- [Information given]:
○ ○ ○

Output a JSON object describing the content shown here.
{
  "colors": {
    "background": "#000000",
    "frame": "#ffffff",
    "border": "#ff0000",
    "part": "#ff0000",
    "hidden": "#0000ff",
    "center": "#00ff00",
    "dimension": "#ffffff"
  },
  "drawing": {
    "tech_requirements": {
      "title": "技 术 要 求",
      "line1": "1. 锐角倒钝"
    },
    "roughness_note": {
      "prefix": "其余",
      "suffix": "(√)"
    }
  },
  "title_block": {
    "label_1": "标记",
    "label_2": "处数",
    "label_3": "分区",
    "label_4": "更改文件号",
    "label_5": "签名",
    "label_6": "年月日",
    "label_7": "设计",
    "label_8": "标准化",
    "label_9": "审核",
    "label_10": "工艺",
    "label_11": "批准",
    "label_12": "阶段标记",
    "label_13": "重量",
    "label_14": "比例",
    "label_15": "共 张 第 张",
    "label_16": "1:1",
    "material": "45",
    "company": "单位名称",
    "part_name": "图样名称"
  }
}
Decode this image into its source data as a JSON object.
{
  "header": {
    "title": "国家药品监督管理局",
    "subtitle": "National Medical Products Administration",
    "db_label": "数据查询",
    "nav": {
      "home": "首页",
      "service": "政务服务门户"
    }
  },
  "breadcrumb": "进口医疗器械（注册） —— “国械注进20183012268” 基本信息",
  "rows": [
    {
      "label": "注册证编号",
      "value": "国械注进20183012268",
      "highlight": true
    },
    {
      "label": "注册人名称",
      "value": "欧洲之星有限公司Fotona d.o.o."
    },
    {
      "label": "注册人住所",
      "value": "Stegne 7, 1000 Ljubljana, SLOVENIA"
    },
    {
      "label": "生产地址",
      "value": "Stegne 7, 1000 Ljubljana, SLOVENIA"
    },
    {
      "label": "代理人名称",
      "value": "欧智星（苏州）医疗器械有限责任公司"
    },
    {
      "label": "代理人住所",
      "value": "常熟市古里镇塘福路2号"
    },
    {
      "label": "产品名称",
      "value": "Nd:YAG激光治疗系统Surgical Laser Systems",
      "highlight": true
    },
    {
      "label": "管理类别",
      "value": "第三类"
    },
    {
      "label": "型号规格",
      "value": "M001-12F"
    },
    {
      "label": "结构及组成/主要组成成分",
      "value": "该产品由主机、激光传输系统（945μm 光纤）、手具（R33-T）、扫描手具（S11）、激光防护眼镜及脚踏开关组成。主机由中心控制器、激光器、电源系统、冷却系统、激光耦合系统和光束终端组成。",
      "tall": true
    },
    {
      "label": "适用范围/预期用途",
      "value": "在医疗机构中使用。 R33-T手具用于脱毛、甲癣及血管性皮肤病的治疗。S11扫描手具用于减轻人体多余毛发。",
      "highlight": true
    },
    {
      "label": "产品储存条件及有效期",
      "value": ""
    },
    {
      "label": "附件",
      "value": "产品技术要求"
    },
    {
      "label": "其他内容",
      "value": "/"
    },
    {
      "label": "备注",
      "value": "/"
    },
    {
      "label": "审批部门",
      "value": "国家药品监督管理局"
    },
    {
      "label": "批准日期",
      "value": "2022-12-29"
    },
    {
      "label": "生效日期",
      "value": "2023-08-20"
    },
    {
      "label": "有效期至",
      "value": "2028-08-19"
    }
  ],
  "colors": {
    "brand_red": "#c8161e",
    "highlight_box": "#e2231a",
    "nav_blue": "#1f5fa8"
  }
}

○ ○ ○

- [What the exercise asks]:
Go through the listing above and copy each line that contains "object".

- [Reply]:
Output a JSON object describing the content shown here.
Decode this image into its source data as a JSON object.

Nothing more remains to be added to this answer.